“It’s a bogus argument. Fair trade builds on the market. It gives consumers a wider range of choices so they can choose goods that reflect their social values. If you go to Starbuck’s, you can choose to buy fair-trade coffee and pay a little more. Without fair trade, that option isn’t there.”
But idealism doesn’t always translate into dollars.
Rebecca Amissah-Aidoo owns two Fort Bragg stores that carry fair-trade gift items, Ananse Village and Culture Shock. She spends three months abroad each year, working with artisans and buying goods for her stores.
But it has been a struggle, she said.
“It’s not a get-rich-quick thing,” she said. “But we’re still here, and we’re still hopeful.
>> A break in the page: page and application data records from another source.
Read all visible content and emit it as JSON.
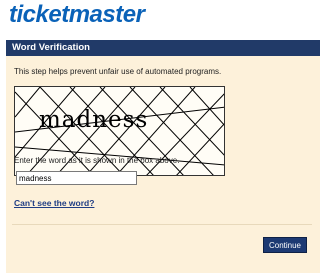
{
  "brand": {
    "logo_text": "ticketmaster",
    "color": "#0a62b8"
  },
  "header": {
    "title": "Word Verification",
    "bg_color": "#213a68"
  },
  "intro_text": "This step helps prevent unfair use of automated programs.",
  "captcha": {
    "word": "madness"
  },
  "prompt_text": "Enter the word as it is shown in the box above.",
  "answer_input": {
    "value": "madness"
  },
  "help_link": {
    "label": "Can't see the word?"
  },
  "continue_button": {
    "label": "Continue"
  },
  "panel_color": "#fdf1da"
}
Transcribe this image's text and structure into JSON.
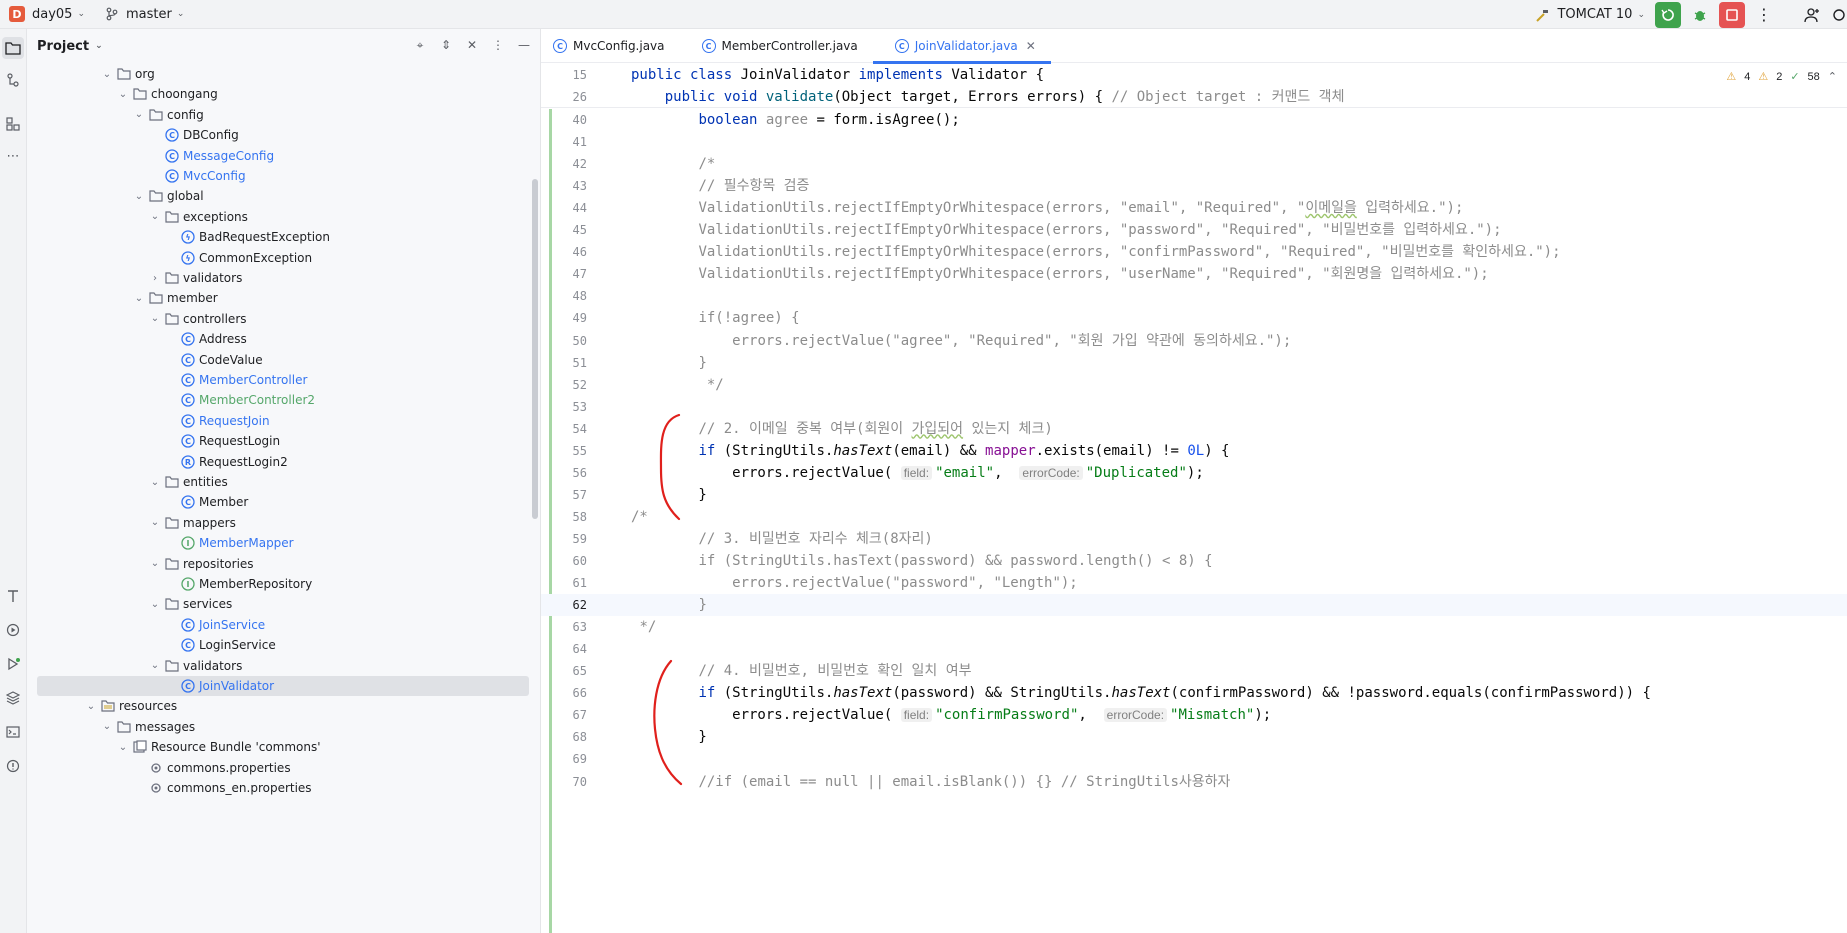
{
  "titlebar": {
    "project_badge": "D",
    "project_name": "day05",
    "branch": "master",
    "run_config": "TOMCAT 10",
    "icons": [
      "hammer-icon",
      "run-icon",
      "debug-icon",
      "stop-icon",
      "more-icon",
      "add-user-icon"
    ]
  },
  "project_panel": {
    "title": "Project",
    "tree": [
      {
        "label": "org",
        "depth": 4,
        "type": "folder",
        "expanded": true
      },
      {
        "label": "choongang",
        "depth": 5,
        "type": "folder",
        "expanded": true
      },
      {
        "label": "config",
        "depth": 6,
        "type": "folder",
        "expanded": true
      },
      {
        "label": "DBConfig",
        "depth": 7,
        "type": "class",
        "color": "default"
      },
      {
        "label": "MessageConfig",
        "depth": 7,
        "type": "class",
        "color": "blue"
      },
      {
        "label": "MvcConfig",
        "depth": 7,
        "type": "class",
        "color": "blue"
      },
      {
        "label": "global",
        "depth": 6,
        "type": "folder",
        "expanded": true
      },
      {
        "label": "exceptions",
        "depth": 7,
        "type": "folder",
        "expanded": true
      },
      {
        "label": "BadRequestException",
        "depth": 8,
        "type": "exception",
        "color": "default"
      },
      {
        "label": "CommonException",
        "depth": 8,
        "type": "exception",
        "color": "default"
      },
      {
        "label": "validators",
        "depth": 7,
        "type": "folder",
        "expanded": false
      },
      {
        "label": "member",
        "depth": 6,
        "type": "folder",
        "expanded": true
      },
      {
        "label": "controllers",
        "depth": 7,
        "type": "folder",
        "expanded": true
      },
      {
        "label": "Address",
        "depth": 8,
        "type": "class",
        "color": "default"
      },
      {
        "label": "CodeValue",
        "depth": 8,
        "type": "class",
        "color": "default"
      },
      {
        "label": "MemberController",
        "depth": 8,
        "type": "class",
        "color": "blue"
      },
      {
        "label": "MemberController2",
        "depth": 8,
        "type": "class",
        "color": "green"
      },
      {
        "label": "RequestJoin",
        "depth": 8,
        "type": "class",
        "color": "blue"
      },
      {
        "label": "RequestLogin",
        "depth": 8,
        "type": "class",
        "color": "default"
      },
      {
        "label": "RequestLogin2",
        "depth": 8,
        "type": "record",
        "color": "default"
      },
      {
        "label": "entities",
        "depth": 7,
        "type": "folder",
        "expanded": true
      },
      {
        "label": "Member",
        "depth": 8,
        "type": "class",
        "color": "default"
      },
      {
        "label": "mappers",
        "depth": 7,
        "type": "folder",
        "expanded": true
      },
      {
        "label": "MemberMapper",
        "depth": 8,
        "type": "interface",
        "color": "blue"
      },
      {
        "label": "repositories",
        "depth": 7,
        "type": "folder",
        "expanded": true
      },
      {
        "label": "MemberRepository",
        "depth": 8,
        "type": "interface",
        "color": "default"
      },
      {
        "label": "services",
        "depth": 7,
        "type": "folder",
        "expanded": true
      },
      {
        "label": "JoinService",
        "depth": 8,
        "type": "class",
        "color": "blue"
      },
      {
        "label": "LoginService",
        "depth": 8,
        "type": "class",
        "color": "default"
      },
      {
        "label": "validators",
        "depth": 7,
        "type": "folder",
        "expanded": true
      },
      {
        "label": "JoinValidator",
        "depth": 8,
        "type": "class",
        "color": "blue",
        "selected": true
      },
      {
        "label": "resources",
        "depth": 3,
        "type": "resfolder",
        "expanded": true
      },
      {
        "label": "messages",
        "depth": 4,
        "type": "folder",
        "expanded": true
      },
      {
        "label": "Resource Bundle 'commons'",
        "depth": 5,
        "type": "bundle",
        "expanded": true
      },
      {
        "label": "commons.properties",
        "depth": 6,
        "type": "properties",
        "color": "default"
      },
      {
        "label": "commons_en.properties",
        "depth": 6,
        "type": "properties",
        "color": "default"
      }
    ]
  },
  "editor": {
    "tabs": [
      {
        "label": "MvcConfig.java",
        "active": false
      },
      {
        "label": "MemberController.java",
        "active": false
      },
      {
        "label": "JoinValidator.java",
        "active": true
      }
    ],
    "inspections": {
      "warnings": "4",
      "weak_warnings": "2",
      "ok": "58"
    },
    "sticky_lines": [
      {
        "n": "15",
        "html": "<span class=\"kw\">public class</span> JoinValidator <span class=\"kw\">implements</span> Validator {"
      },
      {
        "n": "26",
        "html": "    <span class=\"kw\">public void</span> <span class=\"fn\">validate</span>(Object target, Errors errors) { <span class=\"cm\">// Object target : 커맨드 객체</span>"
      }
    ],
    "current_line": "62",
    "lines": [
      {
        "n": "40",
        "html": "        <span class=\"kw\">boolean</span> <span class=\"cm\">agree</span> = form.isAgree();"
      },
      {
        "n": "41",
        "html": ""
      },
      {
        "n": "42",
        "html": "        <span class=\"cm\">/*</span>"
      },
      {
        "n": "43",
        "html": "        <span class=\"cm\">// 필수항목 검증</span>"
      },
      {
        "n": "44",
        "html": "        <span class=\"cm\">ValidationUtils.rejectIfEmptyOrWhitespace(errors, \"email\", \"Required\", \"<span class=\"warn-u\">이메일을</span> 입력하세요.\");</span>"
      },
      {
        "n": "45",
        "html": "        <span class=\"cm\">ValidationUtils.rejectIfEmptyOrWhitespace(errors, \"password\", \"Required\", \"비밀번호를 입력하세요.\");</span>"
      },
      {
        "n": "46",
        "html": "        <span class=\"cm\">ValidationUtils.rejectIfEmptyOrWhitespace(errors, \"confirmPassword\", \"Required\", \"비밀번호를 확인하세요.\");</span>"
      },
      {
        "n": "47",
        "html": "        <span class=\"cm\">ValidationUtils.rejectIfEmptyOrWhitespace(errors, \"userName\", \"Required\", \"회원명을 입력하세요.\");</span>"
      },
      {
        "n": "48",
        "html": ""
      },
      {
        "n": "49",
        "html": "        <span class=\"cm\">if(!agree) {</span>"
      },
      {
        "n": "50",
        "html": "            <span class=\"cm\">errors.rejectValue(\"agree\", \"Required\", \"회원 가입 약관에 동의하세요.\");</span>"
      },
      {
        "n": "51",
        "html": "        <span class=\"cm\">}</span>"
      },
      {
        "n": "52",
        "html": "         <span class=\"cm\">*/</span>"
      },
      {
        "n": "53",
        "html": ""
      },
      {
        "n": "54",
        "html": "        <span class=\"cm\">// 2. 이메일 중복 여부(회원이 <span class=\"warn-u\">가입되어</span> 있는지 체크)</span>"
      },
      {
        "n": "55",
        "html": "        <span class=\"kw\">if</span> (StringUtils.<span class=\"it\">hasText</span>(email) &amp;&amp; <span class=\"mp\">mapper</span>.exists(email) != <span class=\"nm\">0L</span>) {"
      },
      {
        "n": "56",
        "html": "            errors.rejectValue( <span class=\"hint\">field:</span><span class=\"st\">\"email\"</span>,  <span class=\"hint\">errorCode:</span><span class=\"st\">\"Duplicated\"</span>);"
      },
      {
        "n": "57",
        "html": "        }"
      },
      {
        "n": "58",
        "html": "<span class=\"cm\">/*</span>"
      },
      {
        "n": "59",
        "html": "        <span class=\"cm\">// 3. 비밀번호 자리수 체크(8자리)</span>"
      },
      {
        "n": "60",
        "html": "        <span class=\"cm\">if (StringUtils.hasText(password) &amp;&amp; password.length() &lt; 8) {</span>"
      },
      {
        "n": "61",
        "html": "            <span class=\"cm\">errors.rejectValue(\"password\", \"Length\");</span>"
      },
      {
        "n": "62",
        "html": "        <span class=\"cm\">}</span>"
      },
      {
        "n": "63",
        "html": " <span class=\"cm\">*/</span>"
      },
      {
        "n": "64",
        "html": ""
      },
      {
        "n": "65",
        "html": "        <span class=\"cm\">// 4. 비밀번호, 비밀번호 확인 일치 여부</span>"
      },
      {
        "n": "66",
        "html": "        <span class=\"kw\">if</span> (StringUtils.<span class=\"it\">hasText</span>(password) &amp;&amp; StringUtils.<span class=\"it\">hasText</span>(confirmPassword) &amp;&amp; !password.equals(confirmPassword)) {"
      },
      {
        "n": "67",
        "html": "            errors.rejectValue( <span class=\"hint\">field:</span><span class=\"st\">\"confirmPassword\"</span>,  <span class=\"hint\">errorCode:</span><span class=\"st\">\"Mismatch\"</span>);"
      },
      {
        "n": "68",
        "html": "        }"
      },
      {
        "n": "69",
        "html": ""
      },
      {
        "n": "70",
        "html": "        <span class=\"cm\">//if (email == null || email.isBlank()) {} // StringUtils사용하자</span>"
      }
    ]
  },
  "colors": {
    "accent": "#3574f0",
    "annotation_red": "#e0201c",
    "vcs_added": "#a7d7a5"
  }
}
We know we’ve made a difference in people’s lives.”
On the other hand, Kindred Handcrafts, a fair-trade gift store in Santa Rosa, is thriving.
The 4-year-old business is growing by about 20_percent a year, and two years ago the company moved to larger quarters, said owner Lien Cibulka.
“When we first started the store about one customer in 10 would know what fair trade was. Now, it’s at least five out of 10. It’s a good leap,” Cibulka said.
“My husband and I try to think globally,” Cibulka said. “We have been to many countries. It has helped us learn other cultures, but we also learned of the huge potential for exploitation. Fair trade makes sure we can enjoy our life here and protect our global community as well.”
Question: What does fair trade mean?
Answer: The supplier guarantees a living wage to the grower or artisan, provides healthy and safe working conditions, engages in environmentally sustainable practices and is open to public accountability.
Q: How do I know if something I buy is fair trade?
A: Look for fair-trade logos on the package. The Fair Trade Federation certifies nonfood products, such as clothes and gift items. TransFair USA certifies food products, including coffee, tea, chocolate products, rice, sugar, vanilla, bananas, mangoes and pineapple.
Q: Why does a business sell fair-trade goods?
A: Many businesses become interested in fair trade for humanitarian reasons. Others recognize it is good for the company’s bottom line. Fair trade and organic products (the two often overlap) are the fastest-growing market segment in the U.S. economy, according to Robert Girling, professor of international business at Sonoma State University.